** What you have to do **
When a line in the records contains the string "author", copy that line.

The records Block Start

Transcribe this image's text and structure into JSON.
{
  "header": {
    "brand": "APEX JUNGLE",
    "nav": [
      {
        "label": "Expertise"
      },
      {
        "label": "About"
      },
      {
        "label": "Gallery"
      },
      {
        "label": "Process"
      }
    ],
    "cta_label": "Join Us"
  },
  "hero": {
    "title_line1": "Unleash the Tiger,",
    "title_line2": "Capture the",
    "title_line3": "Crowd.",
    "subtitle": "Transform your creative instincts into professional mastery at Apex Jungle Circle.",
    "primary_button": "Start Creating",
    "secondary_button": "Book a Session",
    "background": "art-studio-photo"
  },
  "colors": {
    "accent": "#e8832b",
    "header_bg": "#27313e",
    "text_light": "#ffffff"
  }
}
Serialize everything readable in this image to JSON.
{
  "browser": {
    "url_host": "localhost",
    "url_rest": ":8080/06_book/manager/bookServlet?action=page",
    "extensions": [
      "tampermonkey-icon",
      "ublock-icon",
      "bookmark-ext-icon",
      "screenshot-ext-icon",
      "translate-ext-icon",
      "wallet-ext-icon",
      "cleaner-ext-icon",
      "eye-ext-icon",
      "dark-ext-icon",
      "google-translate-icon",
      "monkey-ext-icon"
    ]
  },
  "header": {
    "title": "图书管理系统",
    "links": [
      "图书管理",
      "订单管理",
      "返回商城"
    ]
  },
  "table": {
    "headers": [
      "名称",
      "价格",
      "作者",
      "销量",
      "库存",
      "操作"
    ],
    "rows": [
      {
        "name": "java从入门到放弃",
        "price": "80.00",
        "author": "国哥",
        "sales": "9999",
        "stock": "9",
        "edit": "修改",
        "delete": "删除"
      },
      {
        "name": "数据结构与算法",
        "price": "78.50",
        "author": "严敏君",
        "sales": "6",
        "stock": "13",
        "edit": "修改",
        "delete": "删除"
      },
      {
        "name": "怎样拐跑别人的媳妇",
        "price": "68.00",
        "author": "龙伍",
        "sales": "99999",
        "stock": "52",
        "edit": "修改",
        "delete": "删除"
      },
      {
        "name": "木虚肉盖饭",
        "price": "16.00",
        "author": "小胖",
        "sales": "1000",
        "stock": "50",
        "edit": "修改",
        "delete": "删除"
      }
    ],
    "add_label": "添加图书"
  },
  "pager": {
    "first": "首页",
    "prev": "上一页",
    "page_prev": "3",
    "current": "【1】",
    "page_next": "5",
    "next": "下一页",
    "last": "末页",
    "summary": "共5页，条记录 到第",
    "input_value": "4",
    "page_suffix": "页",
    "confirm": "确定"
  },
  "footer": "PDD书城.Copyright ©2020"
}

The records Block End
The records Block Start

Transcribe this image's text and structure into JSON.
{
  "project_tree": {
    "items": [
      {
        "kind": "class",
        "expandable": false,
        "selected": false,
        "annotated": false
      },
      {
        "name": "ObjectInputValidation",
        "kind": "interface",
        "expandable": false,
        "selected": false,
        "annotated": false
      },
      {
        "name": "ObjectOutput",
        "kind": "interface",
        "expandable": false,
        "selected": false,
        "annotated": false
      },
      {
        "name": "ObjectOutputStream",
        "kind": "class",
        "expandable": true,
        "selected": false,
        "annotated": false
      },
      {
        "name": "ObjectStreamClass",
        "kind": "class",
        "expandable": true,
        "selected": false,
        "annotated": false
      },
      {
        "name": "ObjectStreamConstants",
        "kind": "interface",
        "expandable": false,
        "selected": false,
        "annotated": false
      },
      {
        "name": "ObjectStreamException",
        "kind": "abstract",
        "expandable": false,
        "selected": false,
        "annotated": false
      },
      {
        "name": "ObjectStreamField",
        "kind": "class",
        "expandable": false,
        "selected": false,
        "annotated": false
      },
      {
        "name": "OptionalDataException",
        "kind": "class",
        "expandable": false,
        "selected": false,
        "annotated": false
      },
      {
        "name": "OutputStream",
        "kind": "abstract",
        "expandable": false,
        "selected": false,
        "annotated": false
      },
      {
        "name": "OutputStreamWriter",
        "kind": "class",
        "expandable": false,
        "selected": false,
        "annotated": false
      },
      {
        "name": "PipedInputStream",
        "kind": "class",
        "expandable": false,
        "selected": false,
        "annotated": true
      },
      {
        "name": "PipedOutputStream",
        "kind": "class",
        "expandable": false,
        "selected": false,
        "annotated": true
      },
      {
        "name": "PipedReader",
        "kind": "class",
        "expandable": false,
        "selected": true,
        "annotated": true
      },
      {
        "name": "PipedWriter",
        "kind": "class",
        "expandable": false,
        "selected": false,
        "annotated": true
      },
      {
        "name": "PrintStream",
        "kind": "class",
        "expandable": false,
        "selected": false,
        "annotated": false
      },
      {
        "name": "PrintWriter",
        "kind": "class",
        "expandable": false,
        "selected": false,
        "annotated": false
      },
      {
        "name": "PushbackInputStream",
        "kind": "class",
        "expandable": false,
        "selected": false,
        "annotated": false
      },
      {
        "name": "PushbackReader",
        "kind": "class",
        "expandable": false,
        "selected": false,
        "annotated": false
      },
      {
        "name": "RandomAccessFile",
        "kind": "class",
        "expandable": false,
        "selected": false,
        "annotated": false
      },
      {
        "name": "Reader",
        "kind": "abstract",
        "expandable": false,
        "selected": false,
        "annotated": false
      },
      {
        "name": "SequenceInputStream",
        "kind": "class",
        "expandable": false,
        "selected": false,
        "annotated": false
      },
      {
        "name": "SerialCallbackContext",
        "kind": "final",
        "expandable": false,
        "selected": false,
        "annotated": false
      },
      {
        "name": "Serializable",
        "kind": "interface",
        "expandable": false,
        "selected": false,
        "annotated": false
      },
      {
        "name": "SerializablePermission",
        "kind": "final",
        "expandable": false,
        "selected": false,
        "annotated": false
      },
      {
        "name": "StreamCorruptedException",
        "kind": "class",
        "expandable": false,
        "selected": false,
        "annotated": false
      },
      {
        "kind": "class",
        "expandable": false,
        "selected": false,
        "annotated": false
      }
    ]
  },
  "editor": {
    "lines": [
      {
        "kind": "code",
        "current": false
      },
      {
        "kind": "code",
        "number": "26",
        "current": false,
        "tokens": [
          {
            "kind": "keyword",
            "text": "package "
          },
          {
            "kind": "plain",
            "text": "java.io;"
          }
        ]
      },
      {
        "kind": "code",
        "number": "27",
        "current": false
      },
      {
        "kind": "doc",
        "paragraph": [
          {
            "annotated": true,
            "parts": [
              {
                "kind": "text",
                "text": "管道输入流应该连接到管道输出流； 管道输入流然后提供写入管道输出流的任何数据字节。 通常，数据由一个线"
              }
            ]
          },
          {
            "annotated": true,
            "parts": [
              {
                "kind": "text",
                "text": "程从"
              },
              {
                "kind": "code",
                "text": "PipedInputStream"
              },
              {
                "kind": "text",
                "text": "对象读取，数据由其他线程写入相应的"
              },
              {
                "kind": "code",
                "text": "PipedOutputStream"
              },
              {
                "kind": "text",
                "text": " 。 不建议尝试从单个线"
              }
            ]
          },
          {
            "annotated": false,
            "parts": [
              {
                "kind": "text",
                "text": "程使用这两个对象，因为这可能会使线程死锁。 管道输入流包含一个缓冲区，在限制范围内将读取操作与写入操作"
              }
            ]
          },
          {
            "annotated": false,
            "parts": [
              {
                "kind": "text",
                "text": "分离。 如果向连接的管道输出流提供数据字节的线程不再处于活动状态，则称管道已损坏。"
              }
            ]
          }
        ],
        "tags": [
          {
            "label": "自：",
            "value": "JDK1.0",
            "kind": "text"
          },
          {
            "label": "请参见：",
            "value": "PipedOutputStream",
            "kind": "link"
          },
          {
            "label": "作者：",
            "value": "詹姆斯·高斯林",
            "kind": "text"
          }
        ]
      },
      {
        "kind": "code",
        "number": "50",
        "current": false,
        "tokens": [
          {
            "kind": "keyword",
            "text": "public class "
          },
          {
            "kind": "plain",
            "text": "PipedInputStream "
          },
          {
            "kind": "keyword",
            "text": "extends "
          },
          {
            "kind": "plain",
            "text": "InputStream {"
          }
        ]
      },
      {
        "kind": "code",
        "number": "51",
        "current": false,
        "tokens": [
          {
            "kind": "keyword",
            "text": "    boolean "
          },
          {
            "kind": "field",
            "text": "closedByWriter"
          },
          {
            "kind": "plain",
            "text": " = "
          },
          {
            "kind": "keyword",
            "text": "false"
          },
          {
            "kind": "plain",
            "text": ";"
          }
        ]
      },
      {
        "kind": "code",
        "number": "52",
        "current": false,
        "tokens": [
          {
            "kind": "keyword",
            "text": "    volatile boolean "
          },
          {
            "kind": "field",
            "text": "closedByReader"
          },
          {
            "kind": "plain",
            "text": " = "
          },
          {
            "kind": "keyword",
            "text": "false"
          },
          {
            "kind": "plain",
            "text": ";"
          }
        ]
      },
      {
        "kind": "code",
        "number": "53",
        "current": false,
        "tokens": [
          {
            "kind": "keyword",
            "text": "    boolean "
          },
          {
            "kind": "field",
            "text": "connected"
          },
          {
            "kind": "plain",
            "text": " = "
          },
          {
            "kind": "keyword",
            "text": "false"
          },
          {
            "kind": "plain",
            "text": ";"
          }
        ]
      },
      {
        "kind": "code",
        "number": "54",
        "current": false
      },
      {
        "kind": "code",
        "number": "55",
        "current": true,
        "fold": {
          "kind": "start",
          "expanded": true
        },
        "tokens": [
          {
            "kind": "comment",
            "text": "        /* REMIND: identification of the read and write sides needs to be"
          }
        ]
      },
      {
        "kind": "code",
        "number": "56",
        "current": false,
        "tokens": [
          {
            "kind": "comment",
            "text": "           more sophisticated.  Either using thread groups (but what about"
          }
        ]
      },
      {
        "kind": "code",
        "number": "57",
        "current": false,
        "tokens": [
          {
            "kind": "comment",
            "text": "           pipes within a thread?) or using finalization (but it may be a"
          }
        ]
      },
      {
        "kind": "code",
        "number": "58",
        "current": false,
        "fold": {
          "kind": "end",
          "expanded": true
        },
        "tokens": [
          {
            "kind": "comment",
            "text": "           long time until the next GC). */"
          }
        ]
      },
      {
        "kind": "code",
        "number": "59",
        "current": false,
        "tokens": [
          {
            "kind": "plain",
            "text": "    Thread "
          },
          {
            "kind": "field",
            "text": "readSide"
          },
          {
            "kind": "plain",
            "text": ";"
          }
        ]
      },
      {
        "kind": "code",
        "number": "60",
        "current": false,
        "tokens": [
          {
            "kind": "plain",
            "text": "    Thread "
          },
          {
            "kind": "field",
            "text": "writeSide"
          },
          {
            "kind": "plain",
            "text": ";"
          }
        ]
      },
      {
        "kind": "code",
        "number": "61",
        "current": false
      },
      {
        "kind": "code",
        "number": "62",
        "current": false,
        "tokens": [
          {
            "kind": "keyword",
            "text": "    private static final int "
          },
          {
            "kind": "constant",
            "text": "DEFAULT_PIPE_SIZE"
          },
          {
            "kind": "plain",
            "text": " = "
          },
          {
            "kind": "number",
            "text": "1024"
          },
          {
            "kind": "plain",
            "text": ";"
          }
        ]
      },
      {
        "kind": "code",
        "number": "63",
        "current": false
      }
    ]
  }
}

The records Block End
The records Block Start

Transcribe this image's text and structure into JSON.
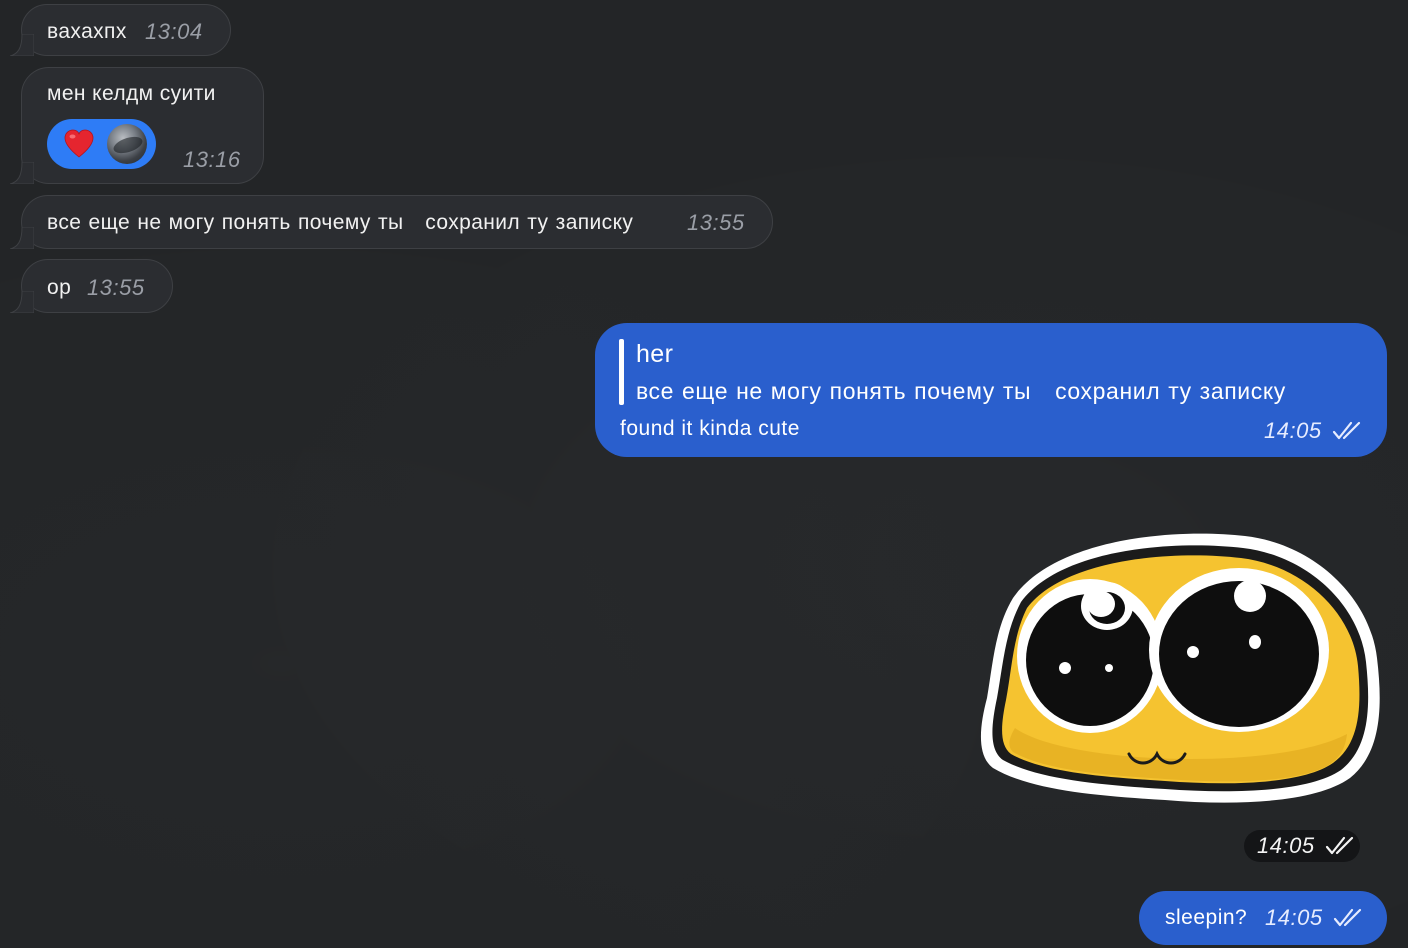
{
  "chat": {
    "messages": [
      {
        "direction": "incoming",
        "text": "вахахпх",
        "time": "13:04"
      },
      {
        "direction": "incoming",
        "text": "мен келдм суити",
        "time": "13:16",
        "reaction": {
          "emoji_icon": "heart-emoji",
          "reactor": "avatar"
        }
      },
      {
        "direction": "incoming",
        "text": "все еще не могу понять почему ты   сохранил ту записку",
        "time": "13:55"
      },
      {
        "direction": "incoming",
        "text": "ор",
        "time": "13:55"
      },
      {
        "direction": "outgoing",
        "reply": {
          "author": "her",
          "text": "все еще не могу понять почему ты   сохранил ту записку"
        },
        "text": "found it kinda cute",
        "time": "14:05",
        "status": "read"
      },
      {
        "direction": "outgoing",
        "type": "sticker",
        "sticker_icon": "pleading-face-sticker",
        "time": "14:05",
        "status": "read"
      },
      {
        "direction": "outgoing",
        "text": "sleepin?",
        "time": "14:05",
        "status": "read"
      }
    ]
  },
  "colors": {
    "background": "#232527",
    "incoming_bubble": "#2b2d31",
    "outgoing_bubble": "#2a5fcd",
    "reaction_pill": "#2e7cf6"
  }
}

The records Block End

** Reply to the task **
        "author": "国哥",
        "author": "严敏君",
        "author": "龙伍",
        "author": "小胖",
          "author": "her",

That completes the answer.